Content starts

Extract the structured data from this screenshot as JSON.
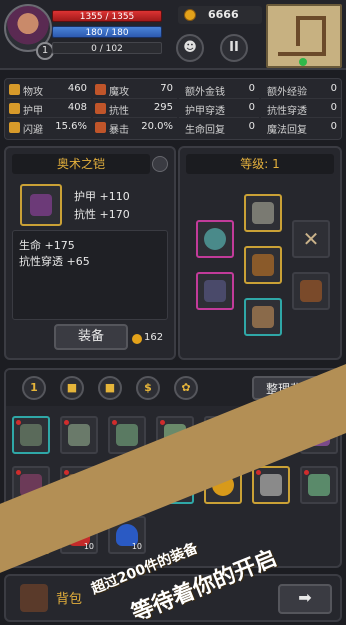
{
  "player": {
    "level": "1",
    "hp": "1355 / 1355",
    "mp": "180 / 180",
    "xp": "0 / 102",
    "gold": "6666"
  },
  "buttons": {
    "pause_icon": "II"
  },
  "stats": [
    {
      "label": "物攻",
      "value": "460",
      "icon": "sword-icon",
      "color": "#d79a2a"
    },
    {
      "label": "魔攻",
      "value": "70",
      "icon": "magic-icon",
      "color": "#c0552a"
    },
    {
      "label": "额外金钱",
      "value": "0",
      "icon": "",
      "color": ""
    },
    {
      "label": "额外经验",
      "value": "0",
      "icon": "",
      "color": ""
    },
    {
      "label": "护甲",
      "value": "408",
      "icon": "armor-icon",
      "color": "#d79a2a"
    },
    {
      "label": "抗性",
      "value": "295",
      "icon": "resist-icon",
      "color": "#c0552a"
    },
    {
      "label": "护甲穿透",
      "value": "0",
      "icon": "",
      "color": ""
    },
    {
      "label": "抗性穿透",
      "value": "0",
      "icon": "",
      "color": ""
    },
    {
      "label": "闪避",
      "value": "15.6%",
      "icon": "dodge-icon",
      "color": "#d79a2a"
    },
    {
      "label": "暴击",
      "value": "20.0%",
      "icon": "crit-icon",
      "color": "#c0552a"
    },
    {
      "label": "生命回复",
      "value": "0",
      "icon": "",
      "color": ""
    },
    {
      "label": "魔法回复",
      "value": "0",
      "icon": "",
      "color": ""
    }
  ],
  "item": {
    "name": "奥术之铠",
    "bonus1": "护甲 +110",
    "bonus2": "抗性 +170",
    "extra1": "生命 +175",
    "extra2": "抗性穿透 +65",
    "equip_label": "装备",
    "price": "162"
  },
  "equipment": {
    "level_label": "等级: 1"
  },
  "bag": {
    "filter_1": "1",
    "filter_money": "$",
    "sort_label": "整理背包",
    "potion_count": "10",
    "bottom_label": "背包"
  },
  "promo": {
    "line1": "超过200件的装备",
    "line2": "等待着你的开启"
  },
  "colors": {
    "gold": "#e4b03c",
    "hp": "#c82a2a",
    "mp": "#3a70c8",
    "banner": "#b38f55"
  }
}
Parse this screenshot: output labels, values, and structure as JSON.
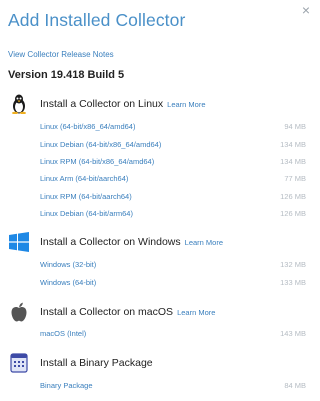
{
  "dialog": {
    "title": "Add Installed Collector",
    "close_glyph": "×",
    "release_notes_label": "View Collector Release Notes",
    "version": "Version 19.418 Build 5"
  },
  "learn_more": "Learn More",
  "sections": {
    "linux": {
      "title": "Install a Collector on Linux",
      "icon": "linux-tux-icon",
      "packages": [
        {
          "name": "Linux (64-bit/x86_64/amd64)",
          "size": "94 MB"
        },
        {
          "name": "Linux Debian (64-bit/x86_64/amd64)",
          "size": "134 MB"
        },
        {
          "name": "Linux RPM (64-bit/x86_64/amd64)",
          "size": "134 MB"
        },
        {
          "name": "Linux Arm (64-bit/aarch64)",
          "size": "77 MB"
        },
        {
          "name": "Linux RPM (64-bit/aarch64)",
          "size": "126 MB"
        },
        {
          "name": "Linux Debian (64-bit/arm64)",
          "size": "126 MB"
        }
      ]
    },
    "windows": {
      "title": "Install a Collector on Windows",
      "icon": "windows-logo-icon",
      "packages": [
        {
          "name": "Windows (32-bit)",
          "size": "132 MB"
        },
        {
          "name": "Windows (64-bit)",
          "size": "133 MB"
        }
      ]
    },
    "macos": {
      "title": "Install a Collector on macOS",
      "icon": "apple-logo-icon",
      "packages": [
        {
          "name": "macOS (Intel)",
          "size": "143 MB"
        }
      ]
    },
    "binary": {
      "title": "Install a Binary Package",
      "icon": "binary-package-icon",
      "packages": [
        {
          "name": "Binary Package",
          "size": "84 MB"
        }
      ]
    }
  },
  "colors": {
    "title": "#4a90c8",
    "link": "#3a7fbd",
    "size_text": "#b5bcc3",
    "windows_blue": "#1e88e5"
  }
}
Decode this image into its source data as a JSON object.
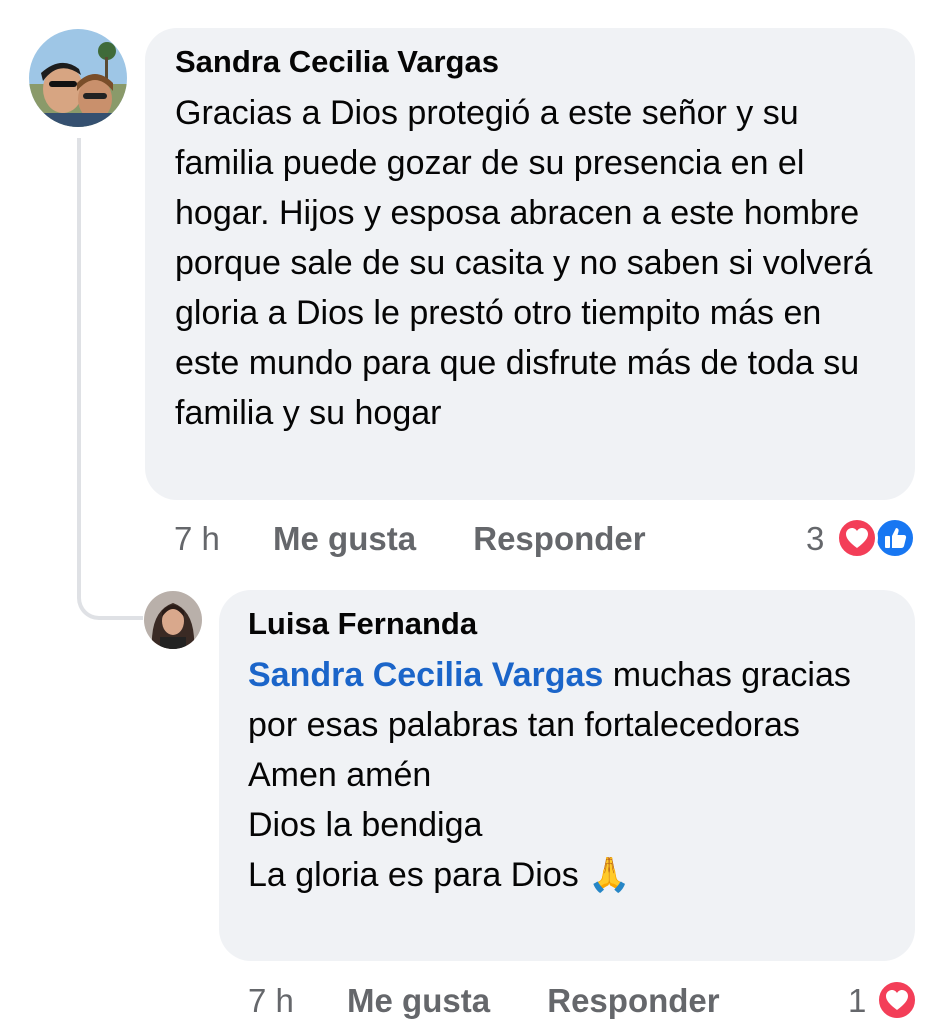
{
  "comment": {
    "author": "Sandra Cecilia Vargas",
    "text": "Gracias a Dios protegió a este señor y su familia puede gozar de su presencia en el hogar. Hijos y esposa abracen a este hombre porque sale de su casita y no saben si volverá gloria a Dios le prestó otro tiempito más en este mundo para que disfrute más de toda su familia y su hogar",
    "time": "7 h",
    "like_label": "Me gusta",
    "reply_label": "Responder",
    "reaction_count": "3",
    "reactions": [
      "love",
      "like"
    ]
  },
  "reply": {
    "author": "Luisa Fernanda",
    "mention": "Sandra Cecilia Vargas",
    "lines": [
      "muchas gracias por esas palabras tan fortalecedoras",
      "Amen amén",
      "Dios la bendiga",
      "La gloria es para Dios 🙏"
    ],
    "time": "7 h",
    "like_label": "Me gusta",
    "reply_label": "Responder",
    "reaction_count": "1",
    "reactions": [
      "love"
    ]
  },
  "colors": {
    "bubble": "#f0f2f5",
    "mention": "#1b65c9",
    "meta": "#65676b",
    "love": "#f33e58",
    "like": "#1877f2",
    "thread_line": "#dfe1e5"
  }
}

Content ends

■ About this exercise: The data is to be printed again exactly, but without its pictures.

■ Answer section:
Extract the structured data from this screenshot as JSON.
{
  "player": {
    "level": "1",
    "hp": "1355 / 1355",
    "mp": "180 / 180",
    "xp": "0 / 102",
    "gold": "6666"
  },
  "buttons": {
    "pause_icon": "II"
  },
  "stats": [
    {
      "label": "物攻",
      "value": "460",
      "icon": "sword-icon",
      "color": "#d79a2a"
    },
    {
      "label": "魔攻",
      "value": "70",
      "icon": "magic-icon",
      "color": "#c0552a"
    },
    {
      "label": "额外金钱",
      "value": "0",
      "icon": "",
      "color": ""
    },
    {
      "label": "额外经验",
      "value": "0",
      "icon": "",
      "color": ""
    },
    {
      "label": "护甲",
      "value": "408",
      "icon": "armor-icon",
      "color": "#d79a2a"
    },
    {
      "label": "抗性",
      "value": "295",
      "icon": "resist-icon",
      "color": "#c0552a"
    },
    {
      "label": "护甲穿透",
      "value": "0",
      "icon": "",
      "color": ""
    },
    {
      "label": "抗性穿透",
      "value": "0",
      "icon": "",
      "color": ""
    },
    {
      "label": "闪避",
      "value": "15.6%",
      "icon": "dodge-icon",
      "color": "#d79a2a"
    },
    {
      "label": "暴击",
      "value": "20.0%",
      "icon": "crit-icon",
      "color": "#c0552a"
    },
    {
      "label": "生命回复",
      "value": "0",
      "icon": "",
      "color": ""
    },
    {
      "label": "魔法回复",
      "value": "0",
      "icon": "",
      "color": ""
    }
  ],
  "item": {
    "name": "奥术之铠",
    "bonus1": "护甲 +110",
    "bonus2": "抗性 +170",
    "extra1": "生命 +175",
    "extra2": "抗性穿透 +65",
    "equip_label": "装备",
    "price": "162"
  },
  "equipment": {
    "level_label": "等级: 1"
  },
  "bag": {
    "filter_1": "1",
    "filter_money": "$",
    "sort_label": "整理背包",
    "potion_count": "10",
    "bottom_label": "背包"
  },
  "promo": {
    "line1": "超过200件的装备",
    "line2": "等待着你的开启"
  },
  "colors": {
    "gold": "#e4b03c",
    "hp": "#c82a2a",
    "mp": "#3a70c8",
    "banner": "#b38f55"
  }
}
Parse this screenshot: output labels, values, and structure as JSON.
{
  "dialog": {
    "title": "Add Installed Collector",
    "close_glyph": "×",
    "release_notes_label": "View Collector Release Notes",
    "version": "Version 19.418 Build 5"
  },
  "learn_more": "Learn More",
  "sections": {
    "linux": {
      "title": "Install a Collector on Linux",
      "icon": "linux-tux-icon",
      "packages": [
        {
          "name": "Linux (64-bit/x86_64/amd64)",
          "size": "94 MB"
        },
        {
          "name": "Linux Debian (64-bit/x86_64/amd64)",
          "size": "134 MB"
        },
        {
          "name": "Linux RPM (64-bit/x86_64/amd64)",
          "size": "134 MB"
        },
        {
          "name": "Linux Arm (64-bit/aarch64)",
          "size": "77 MB"
        },
        {
          "name": "Linux RPM (64-bit/aarch64)",
          "size": "126 MB"
        },
        {
          "name": "Linux Debian (64-bit/arm64)",
          "size": "126 MB"
        }
      ]
    },
    "windows": {
      "title": "Install a Collector on Windows",
      "icon": "windows-logo-icon",
      "packages": [
        {
          "name": "Windows (32-bit)",
          "size": "132 MB"
        },
        {
          "name": "Windows (64-bit)",
          "size": "133 MB"
        }
      ]
    },
    "macos": {
      "title": "Install a Collector on macOS",
      "icon": "apple-logo-icon",
      "packages": [
        {
          "name": "macOS (Intel)",
          "size": "143 MB"
        }
      ]
    },
    "binary": {
      "title": "Install a Binary Package",
      "icon": "binary-package-icon",
      "packages": [
        {
          "name": "Binary Package",
          "size": "84 MB"
        }
      ]
    }
  },
  "colors": {
    "title": "#4a90c8",
    "link": "#3a7fbd",
    "size_text": "#b5bcc3",
    "windows_blue": "#1e88e5"
  }
}
Decode this image into its source data as a JSON object.
{
  "comment": {
    "author": "Sandra Cecilia Vargas",
    "text": "Gracias a Dios protegió a este señor y su familia puede gozar de su presencia en el hogar. Hijos y esposa abracen a este hombre porque sale de su casita y no saben si volverá gloria a Dios le prestó otro tiempito más en este mundo para que disfrute más de toda su familia y su hogar",
    "time": "7 h",
    "like_label": "Me gusta",
    "reply_label": "Responder",
    "reaction_count": "3",
    "reactions": [
      "love",
      "like"
    ]
  },
  "reply": {
    "author": "Luisa Fernanda",
    "mention": "Sandra Cecilia Vargas",
    "lines": [
      "muchas gracias por esas palabras tan fortalecedoras",
      "Amen amén",
      "Dios la bendiga",
      "La gloria es para Dios 🙏"
    ],
    "time": "7 h",
    "like_label": "Me gusta",
    "reply_label": "Responder",
    "reaction_count": "1",
    "reactions": [
      "love"
    ]
  },
  "colors": {
    "bubble": "#f0f2f5",
    "mention": "#1b65c9",
    "meta": "#65676b",
    "love": "#f33e58",
    "like": "#1877f2",
    "thread_line": "#dfe1e5"
  }
}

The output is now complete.